Five Rules For Bringing Your Real-Life Business Into Second Life
If you're thinking about establishing yourself in Second Life -- or are wondering whether you should -- we've got five rules that will help your new venture be a success.
2. Add Value To Second Life's Communities
Businesses succeed in Second Life when they hold events and drive traffic to their Second Life efforts.
"We've been saying all along that if you build it, they won't necessarily come," said June Peoples, executive vice president and senior producer for Infinite Vision Media. "What you really want to do is build community in Second Life -- not just build a monument to your brand or the company."
(click image for larger view)
Kurt Vonnegut gave an interview in Second Life shortly before his death.
Infinite Vision Media, an interactive marketing and new media agency based in Massachusetts, has followed its own advice -- it has put together some of the most popular locations and events in Second Life. These include a location for the Weather Channel (where Second Life residents can simulate outdoor play, including surfing, bicycling, skiing, and parasailing), a concert by Suzanne Vega, Kurt Vonnegut's last interview before his death last April, and a fund-raising event for the American Cancer Society.
Another agency, Campfire, developed one of the most popular areas in Second Life for Pontiac. Campfire solicited input from car enthusiasts already in Second Life before building the area, called Motorati. Rather than using Motorati as a platform to try to force-feed users a marketing message, Campfire gave away server space -- known in Second Life jargon as "land" -- to people with plans to use the land for attractive, automotive-oriented sites and activities. That way, Pontiac could bring in partners who built a bumper-car area, a nightclub with a parking-lot theme, and an area called AskPatty.com for women car enthusiasts.

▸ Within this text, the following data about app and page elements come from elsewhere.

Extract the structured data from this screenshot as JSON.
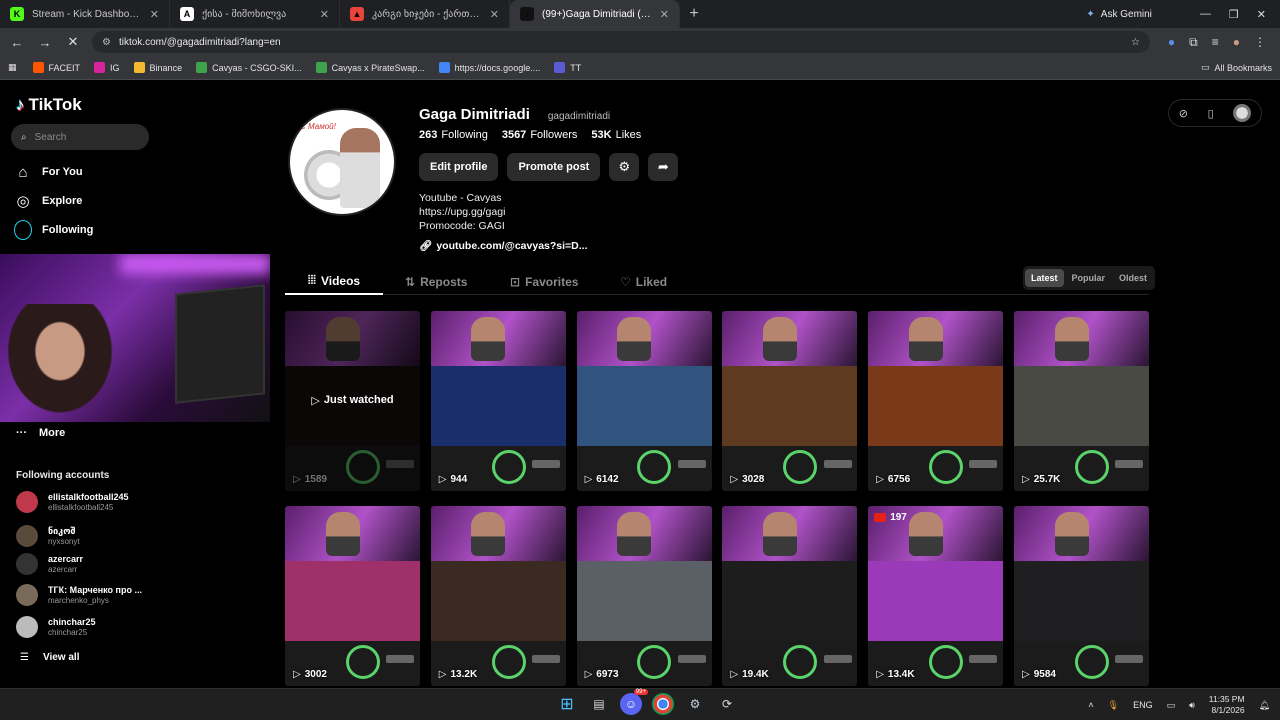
{
  "browser": {
    "tabs": [
      {
        "title": "Stream - Kick Dashboard",
        "favicon": "K",
        "color": "#53fc18",
        "active": false
      },
      {
        "title": "ქისა - მიმოხილვა",
        "favicon": "A",
        "color": "#ffffff",
        "active": false
      },
      {
        "title": "კარგი ხიჯები - ქართულად",
        "favicon": "▲",
        "color": "#e8443a",
        "active": false
      },
      {
        "title": "(99+)Gaga Dimitriadi (@gagadimitriadi)",
        "favicon": "♪",
        "color": "#111111",
        "active": true
      }
    ],
    "ask_gemini": "Ask Gemini",
    "url": "tiktok.com/@gagadimitriadi?lang=en",
    "bookmarks": [
      {
        "label": "FACEIT",
        "color": "#ff5500"
      },
      {
        "label": "IG",
        "color": "#d6249f"
      },
      {
        "label": "Binance",
        "color": "#f3ba2f"
      },
      {
        "label": "Cavyas - CSGO-SKI...",
        "color": "#3fa34d"
      },
      {
        "label": "Cavyas x PirateSwap...",
        "color": "#3fa34d"
      },
      {
        "label": "https://docs.google....",
        "color": "#4285f4"
      },
      {
        "label": "TT",
        "color": "#5b5bd6"
      }
    ],
    "all_bookmarks": "All Bookmarks"
  },
  "sidebar": {
    "logo": "TikTok",
    "search_placeholder": "Search",
    "nav": [
      {
        "label": "For You",
        "icon": "home-icon"
      },
      {
        "label": "Explore",
        "icon": "compass-icon"
      },
      {
        "label": "Following",
        "icon": "following-icon"
      }
    ],
    "more": "More",
    "following_title": "Following accounts",
    "accounts": [
      {
        "name": "ellistalkfootball245",
        "handle": "ellistalkfootball245",
        "color": "#c0394a"
      },
      {
        "name": "ნიკოშ",
        "handle": "nyxsonyt",
        "color": "#5a4a3a"
      },
      {
        "name": "azercarr",
        "handle": "azercarr",
        "color": "#333333"
      },
      {
        "name": "ТГК: Марченко про ...",
        "handle": "marchenko_phys",
        "color": "#7a6a5a"
      },
      {
        "name": "chinchar25",
        "handle": "chinchar25",
        "color": "#bbbbbb"
      }
    ],
    "view_all": "View all"
  },
  "profile": {
    "name": "Gaga Dimitriadi",
    "handle": "gagadimitriadi",
    "following_count": "263",
    "following_label": "Following",
    "followers_count": "3567",
    "followers_label": "Followers",
    "likes_count": "53K",
    "likes_label": "Likes",
    "edit_profile": "Edit profile",
    "promote_post": "Promote post",
    "bio_lines": [
      "Youtube - Cavyas",
      "https://upg.gg/gagi",
      "Promocode: GAGI"
    ],
    "link": "youtube.com/@cavyas?si=D...",
    "avatar_caption": "C Мамой!"
  },
  "tabs": [
    {
      "label": "Videos",
      "active": true
    },
    {
      "label": "Reposts",
      "active": false
    },
    {
      "label": "Favorites",
      "active": false
    },
    {
      "label": "Liked",
      "active": false
    }
  ],
  "sort": [
    "Latest",
    "Popular",
    "Oldest"
  ],
  "just_watched": "Just watched",
  "videos": [
    {
      "views": "1589",
      "mid": "#1a1010",
      "watched": true
    },
    {
      "views": "944",
      "mid": "#1a2e6b",
      "watched": false
    },
    {
      "views": "6142",
      "mid": "#30547e",
      "watched": false
    },
    {
      "views": "3028",
      "mid": "#5e3a20",
      "watched": false
    },
    {
      "views": "6756",
      "mid": "#7a3a1a",
      "watched": false
    },
    {
      "views": "25.7K",
      "mid": "#4a4a44",
      "watched": false
    },
    {
      "views": "3002",
      "mid": "#a0306a",
      "watched": false
    },
    {
      "views": "13.2K",
      "mid": "#3a2a22",
      "watched": false
    },
    {
      "views": "6973",
      "mid": "#5a6066",
      "watched": false
    },
    {
      "views": "19.4K",
      "mid": "#1d1d1d",
      "watched": false
    },
    {
      "views": "13.4K",
      "mid": "#9a3ab8",
      "watched": false,
      "live": "197"
    },
    {
      "views": "9584",
      "mid": "#1f1f22",
      "watched": false
    }
  ],
  "taskbar": {
    "lang": "ENG",
    "time": "11:35 PM",
    "date": "8/1/2026",
    "discord_badge": "99+"
  }
}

Second Life marketing is different from traditional media and the Web, said Michael Monello, a partner at Campfire. In traditional media and the Web, agencies talk about "pushing messages" out to the audience, he said. "But Second Life really is a new mindset. It's very community focused. You have to go in and say, 'What can we add to the community?' "
3. Don't Believe The Backlash

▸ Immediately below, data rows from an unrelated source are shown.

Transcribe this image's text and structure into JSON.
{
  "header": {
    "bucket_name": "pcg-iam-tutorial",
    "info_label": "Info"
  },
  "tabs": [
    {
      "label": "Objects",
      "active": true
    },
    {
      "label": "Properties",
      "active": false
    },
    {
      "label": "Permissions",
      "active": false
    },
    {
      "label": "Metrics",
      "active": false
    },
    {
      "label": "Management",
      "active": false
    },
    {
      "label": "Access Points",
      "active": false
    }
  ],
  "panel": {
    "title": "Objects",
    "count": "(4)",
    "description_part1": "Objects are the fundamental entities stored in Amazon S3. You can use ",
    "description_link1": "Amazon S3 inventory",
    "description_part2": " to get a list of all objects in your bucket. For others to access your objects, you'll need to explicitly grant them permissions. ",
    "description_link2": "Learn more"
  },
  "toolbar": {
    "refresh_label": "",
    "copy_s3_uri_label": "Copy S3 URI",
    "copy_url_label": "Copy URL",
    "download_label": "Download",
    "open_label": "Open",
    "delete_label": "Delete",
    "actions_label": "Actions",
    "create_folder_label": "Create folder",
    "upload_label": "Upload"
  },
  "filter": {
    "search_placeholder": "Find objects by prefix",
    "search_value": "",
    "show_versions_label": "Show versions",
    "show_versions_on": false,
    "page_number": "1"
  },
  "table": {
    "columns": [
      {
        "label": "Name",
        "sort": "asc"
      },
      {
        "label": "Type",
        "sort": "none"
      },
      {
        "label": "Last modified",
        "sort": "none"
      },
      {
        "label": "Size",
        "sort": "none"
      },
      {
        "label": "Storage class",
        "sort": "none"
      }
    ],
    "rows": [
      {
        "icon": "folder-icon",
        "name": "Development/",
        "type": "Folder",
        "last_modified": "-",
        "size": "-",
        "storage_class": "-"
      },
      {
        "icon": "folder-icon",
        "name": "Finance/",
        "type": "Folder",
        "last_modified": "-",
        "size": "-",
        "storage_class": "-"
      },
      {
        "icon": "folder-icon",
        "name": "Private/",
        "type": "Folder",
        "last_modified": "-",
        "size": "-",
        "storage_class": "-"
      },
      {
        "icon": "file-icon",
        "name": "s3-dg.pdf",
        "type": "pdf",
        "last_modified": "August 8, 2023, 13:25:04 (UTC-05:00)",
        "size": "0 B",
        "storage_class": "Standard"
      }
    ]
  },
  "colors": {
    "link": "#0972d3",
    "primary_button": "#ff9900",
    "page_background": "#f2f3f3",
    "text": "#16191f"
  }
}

We in the business press love to build up our idols, and then smash them to the ground. We find some new thing, praise it wildly, create exaggerated expectations for how useful or popular it'll be, and then turn vicious when the new thing fails to live up to those expectations.
Second Life is currently on the downward side of that cycle. Time Magazine named Second Life one of the five worst Web sites in July.

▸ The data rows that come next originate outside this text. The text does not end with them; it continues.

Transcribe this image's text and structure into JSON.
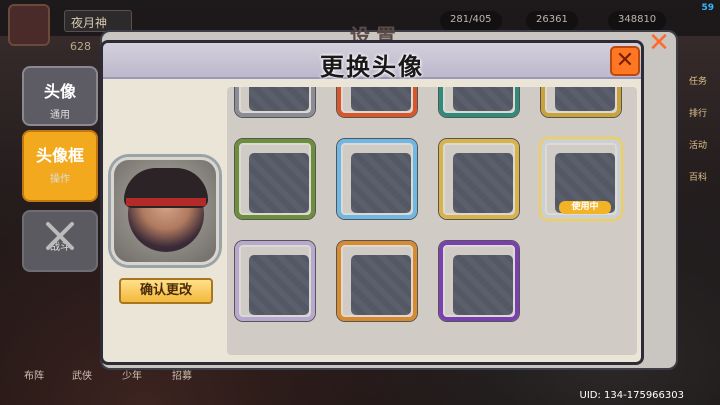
{
  "hud": {
    "fps": "59",
    "player_name": "夜月神",
    "power": "628",
    "resources": [
      "281/405",
      "26361",
      "348810"
    ]
  },
  "settings": {
    "title": "设置",
    "close_icon": "close-icon"
  },
  "left_tabs": [
    {
      "main": "头像",
      "sub": "通用"
    },
    {
      "main": "头像框",
      "sub": "操作"
    },
    {
      "main": "",
      "sub": "战斗"
    }
  ],
  "right_menu": [
    "任务",
    "排行",
    "活动",
    "百科"
  ],
  "bottom_nav": [
    "布阵",
    "武侠",
    "少年",
    "招募"
  ],
  "modal": {
    "title": "更换头像",
    "confirm_label": "确认更改",
    "close_icon": "close-icon"
  },
  "frames": {
    "colors": [
      "#8c8c96",
      "#d9552a",
      "#2f8b7a",
      "#c9a23a",
      "#6b8f3a",
      "#6fb7e4",
      "#d8b34a",
      "#c9d0d6",
      "#b7a8d0",
      "#d88a2e",
      "#7a3fb0"
    ],
    "in_use_index": 7,
    "in_use_label": "使用中"
  },
  "uid": "UID: 134-175966303",
  "accent": {
    "orange": "#ff7722",
    "gold": "#f3b327"
  }
}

(click image for larger view)
Motorati Island, sponsored by Pontiac, is an area in Second Life for car enthusiasts.
And yet, despite the hype, backlash, and undeniable problems, there is a "there" there. Half-a-million people use Second Life regularly. That's a population the size of a small city -- somewhere between the size of Albuquerque and Tucson, and bigger than Atlanta or New Orleans. Moreover, the number of active users has doubled in just six months.
Don't think of Second Life as a mass-market medium for a global campaign. Think of it as a collection of a half-million potential customers and influencers. Moreover, these are valuable customers: They have the money to spend on high-end computers, and high-speed Internet connections, as well as free time needed to partake of Second Life.
And many of them are software developers and IT managers, a lesson not lost on big companies like IBM and Cisco Systems, which are among the companies that have been successful in Second Life.
5 Top Federal Initiatives For 2015As InformationWeek Government readers were busy firming up their fiscal year 2015 budgets, we asked them to rate more than 30 IT initiatives in terms of importance and current leadership focus. No surprise, among more than 30 options, security is No. 1. After that, things get less predictable.
InformationWeek Tech Digest, Nov. 10, 2014Just 30% of respondents to our new survey say their companies are very or extremely effective at identifying critical data and analyzing it to make decisions, down from 42% in 2013. What gives?